- Problem statement
Repeat every record exactly, but keep images out of the copy.

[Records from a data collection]
________________________________________
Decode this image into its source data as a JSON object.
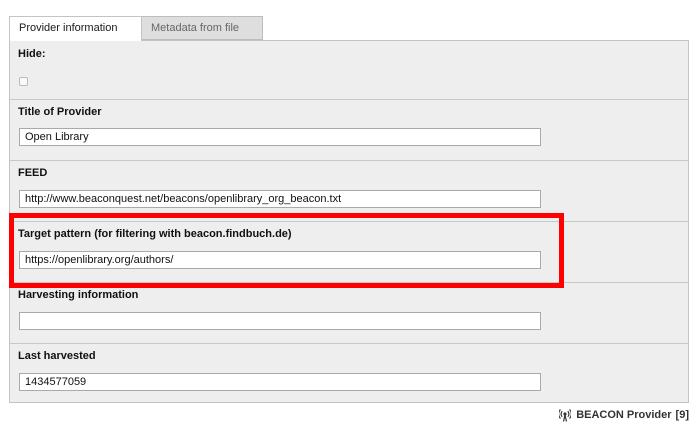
{
  "tabs": [
    {
      "label": "Provider information",
      "active": true
    },
    {
      "label": "Metadata from file",
      "active": false
    }
  ],
  "fields": {
    "hide": {
      "label": "Hide:",
      "checked": false
    },
    "title": {
      "label": "Title of Provider",
      "value": "Open Library"
    },
    "feed": {
      "label": "FEED",
      "value": "http://www.beaconquest.net/beacons/openlibrary_org_beacon.txt"
    },
    "target": {
      "label": "Target pattern (for filtering with beacon.findbuch.de)",
      "value": "https://openlibrary.org/authors/"
    },
    "harvesting": {
      "label": "Harvesting information",
      "value": ""
    },
    "last_harvested": {
      "label": "Last harvested",
      "value": "1434577059"
    }
  },
  "footer": {
    "record_type": "BEACON Provider",
    "record_uid": "[9]",
    "icon": "beacon-antenna-icon"
  },
  "colors": {
    "highlight": "#ff0000",
    "panel_bg": "#eeeeee",
    "tab_inactive_bg": "#dedede"
  }
}
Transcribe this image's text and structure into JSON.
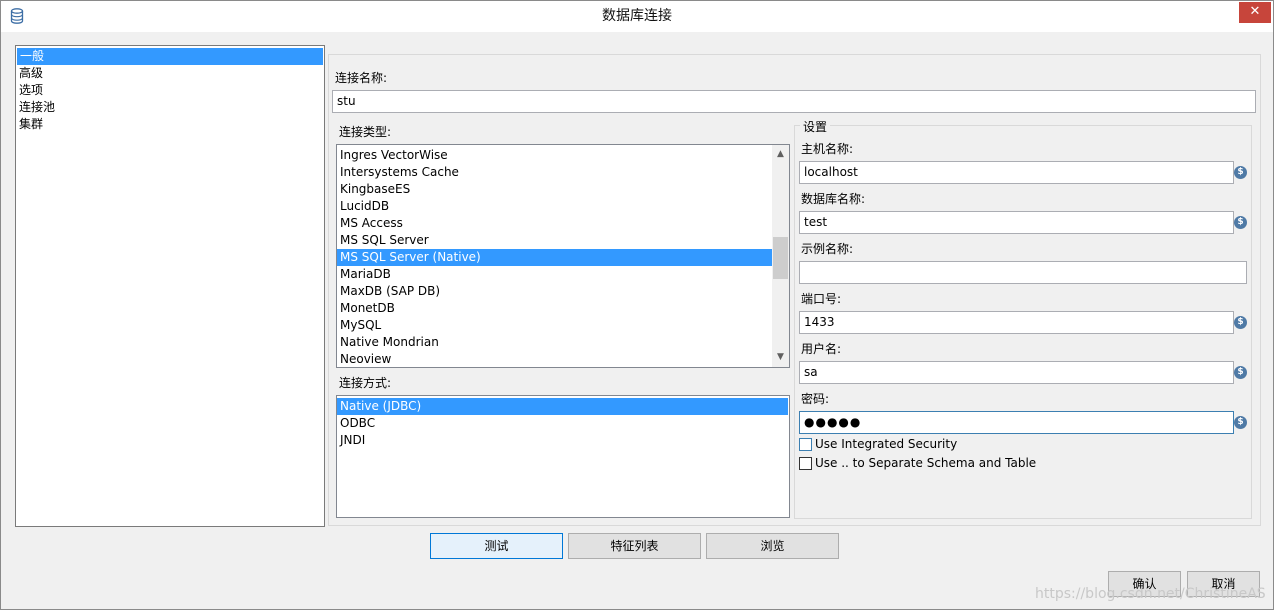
{
  "window": {
    "title": "数据库连接",
    "close_glyph": "✕"
  },
  "nav": {
    "items": [
      {
        "label": "一般",
        "selected": true
      },
      {
        "label": "高级",
        "selected": false
      },
      {
        "label": "选项",
        "selected": false
      },
      {
        "label": "连接池",
        "selected": false
      },
      {
        "label": "集群",
        "selected": false
      }
    ]
  },
  "general": {
    "connection_name_label": "连接名称:",
    "connection_name_value": "stu",
    "connection_type_label": "连接类型:",
    "connection_types": [
      "Ingres VectorWise",
      "Intersystems Cache",
      "KingbaseES",
      "LucidDB",
      "MS Access",
      "MS SQL Server",
      "MS SQL Server (Native)",
      "MariaDB",
      "MaxDB (SAP DB)",
      "MonetDB",
      "MySQL",
      "Native Mondrian",
      "Neoview"
    ],
    "connection_type_selected": "MS SQL Server (Native)",
    "access_label": "连接方式:",
    "access_methods": [
      "Native (JDBC)",
      "ODBC",
      "JNDI"
    ],
    "access_selected": "Native (JDBC)"
  },
  "settings": {
    "group_title": "设置",
    "host_label": "主机名称:",
    "host_value": "localhost",
    "db_label": "数据库名称:",
    "db_value": "test",
    "instance_label": "示例名称:",
    "instance_value": "",
    "port_label": "端口号:",
    "port_value": "1433",
    "user_label": "用户名:",
    "user_value": "sa",
    "password_label": "密码:",
    "password_value": "●●●●●",
    "integrated_security_label": "Use Integrated Security",
    "integrated_security_checked": false,
    "separate_schema_label": "Use .. to Separate Schema and Table",
    "separate_schema_checked": false,
    "var_icon_glyph": "$"
  },
  "buttons": {
    "test": "测试",
    "features": "特征列表",
    "explore": "浏览",
    "ok": "确认",
    "cancel": "取消"
  },
  "watermark": "https://blog.csdn.net/ChristineAS"
}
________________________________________
- Answer area
Decode this image into its source data as a JSON object.
{
  "tabs": [
    {
      "label": "Provider information",
      "active": true
    },
    {
      "label": "Metadata from file",
      "active": false
    }
  ],
  "fields": {
    "hide": {
      "label": "Hide:",
      "checked": false
    },
    "title": {
      "label": "Title of Provider",
      "value": "Open Library"
    },
    "feed": {
      "label": "FEED",
      "value": "http://www.beaconquest.net/beacons/openlibrary_org_beacon.txt"
    },
    "target": {
      "label": "Target pattern (for filtering with beacon.findbuch.de)",
      "value": "https://openlibrary.org/authors/"
    },
    "harvesting": {
      "label": "Harvesting information",
      "value": ""
    },
    "last_harvested": {
      "label": "Last harvested",
      "value": "1434577059"
    }
  },
  "footer": {
    "record_type": "BEACON Provider",
    "record_uid": "[9]",
    "icon": "beacon-antenna-icon"
  },
  "colors": {
    "highlight": "#ff0000",
    "panel_bg": "#eeeeee",
    "tab_inactive_bg": "#dedede"
  }
}
Transcribe this image's text and structure into JSON.
{
  "window": {
    "title": "数据库连接",
    "close_glyph": "✕"
  },
  "nav": {
    "items": [
      {
        "label": "一般",
        "selected": true
      },
      {
        "label": "高级",
        "selected": false
      },
      {
        "label": "选项",
        "selected": false
      },
      {
        "label": "连接池",
        "selected": false
      },
      {
        "label": "集群",
        "selected": false
      }
    ]
  },
  "general": {
    "connection_name_label": "连接名称:",
    "connection_name_value": "stu",
    "connection_type_label": "连接类型:",
    "connection_types": [
      "Ingres VectorWise",
      "Intersystems Cache",
      "KingbaseES",
      "LucidDB",
      "MS Access",
      "MS SQL Server",
      "MS SQL Server (Native)",
      "MariaDB",
      "MaxDB (SAP DB)",
      "MonetDB",
      "MySQL",
      "Native Mondrian",
      "Neoview"
    ],
    "connection_type_selected": "MS SQL Server (Native)",
    "access_label": "连接方式:",
    "access_methods": [
      "Native (JDBC)",
      "ODBC",
      "JNDI"
    ],
    "access_selected": "Native (JDBC)"
  },
  "settings": {
    "group_title": "设置",
    "host_label": "主机名称:",
    "host_value": "localhost",
    "db_label": "数据库名称:",
    "db_value": "test",
    "instance_label": "示例名称:",
    "instance_value": "",
    "port_label": "端口号:",
    "port_value": "1433",
    "user_label": "用户名:",
    "user_value": "sa",
    "password_label": "密码:",
    "password_value": "●●●●●",
    "integrated_security_label": "Use Integrated Security",
    "integrated_security_checked": false,
    "separate_schema_label": "Use .. to Separate Schema and Table",
    "separate_schema_checked": false,
    "var_icon_glyph": "$"
  },
  "buttons": {
    "test": "测试",
    "features": "特征列表",
    "explore": "浏览",
    "ok": "确认",
    "cancel": "取消"
  },
  "watermark": "https://blog.csdn.net/ChristineAS"
}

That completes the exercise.